**What you are asked to do**
Filter the records for lines holding the string "Hill".

- - -

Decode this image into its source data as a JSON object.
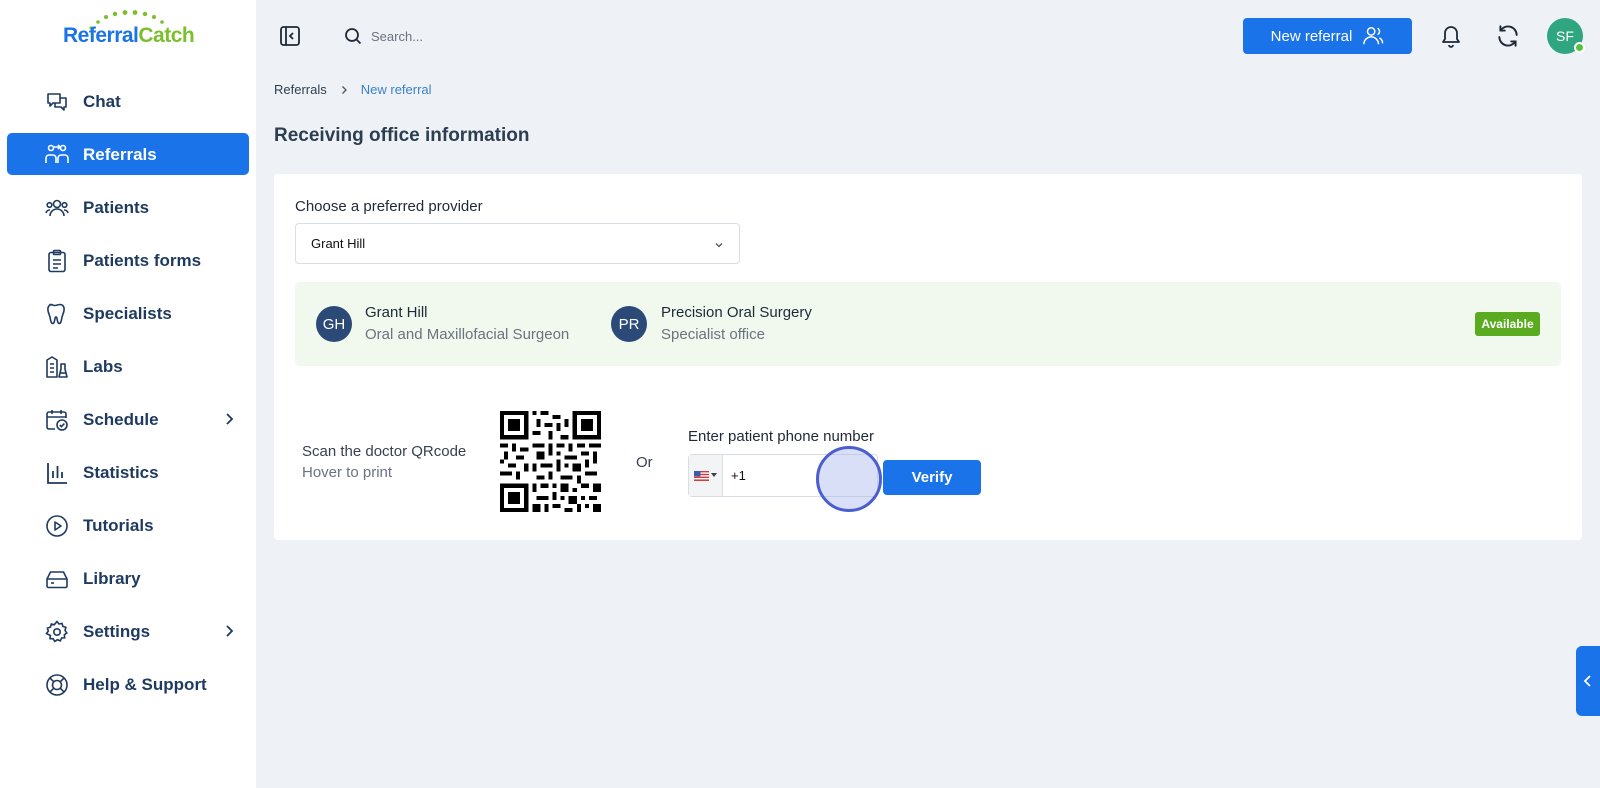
{
  "brand": {
    "logo_part1": "Referral",
    "logo_part2": "Catch",
    "primary_color": "#1a73e8",
    "accent_color": "#7bbf2a"
  },
  "sidebar": {
    "items": [
      {
        "label": "Chat",
        "icon": "chat-icon"
      },
      {
        "label": "Referrals",
        "icon": "referrals-icon",
        "active": true
      },
      {
        "label": "Patients",
        "icon": "patients-icon"
      },
      {
        "label": "Patients forms",
        "icon": "clipboard-icon"
      },
      {
        "label": "Specialists",
        "icon": "tooth-icon"
      },
      {
        "label": "Labs",
        "icon": "labs-icon"
      },
      {
        "label": "Schedule",
        "icon": "calendar-check-icon",
        "expandable": true
      },
      {
        "label": "Statistics",
        "icon": "bar-chart-icon"
      },
      {
        "label": "Tutorials",
        "icon": "play-circle-icon"
      },
      {
        "label": "Library",
        "icon": "library-icon"
      },
      {
        "label": "Settings",
        "icon": "gear-icon",
        "expandable": true
      },
      {
        "label": "Help & Support",
        "icon": "lifebuoy-icon"
      }
    ]
  },
  "header": {
    "search_placeholder": "Search...",
    "new_referral_label": "New referral",
    "avatar_initials": "SF"
  },
  "breadcrumb": {
    "root": "Referrals",
    "current": "New referral"
  },
  "page_title": "Receiving office information",
  "provider": {
    "label": "Choose a preferred provider",
    "selected": "Grant Hill"
  },
  "info": {
    "doctor_initials": "GH",
    "doctor_name": "Grant Hill",
    "doctor_role": "Oral and Maxillofacial Surgeon",
    "office_initials": "PR",
    "office_name": "Precision Oral Surgery",
    "office_type": "Specialist office",
    "status": "Available",
    "status_color": "#5aab1f"
  },
  "qr": {
    "line1": "Scan the doctor QRcode",
    "line2": "Hover to print"
  },
  "or_label": "Or",
  "phone": {
    "label": "Enter patient phone number",
    "country": "US",
    "value": "+1",
    "verify_label": "Verify"
  }
}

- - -

**Completed task**
    "selected": "Grant Hill"
    "doctor_name": "Grant Hill",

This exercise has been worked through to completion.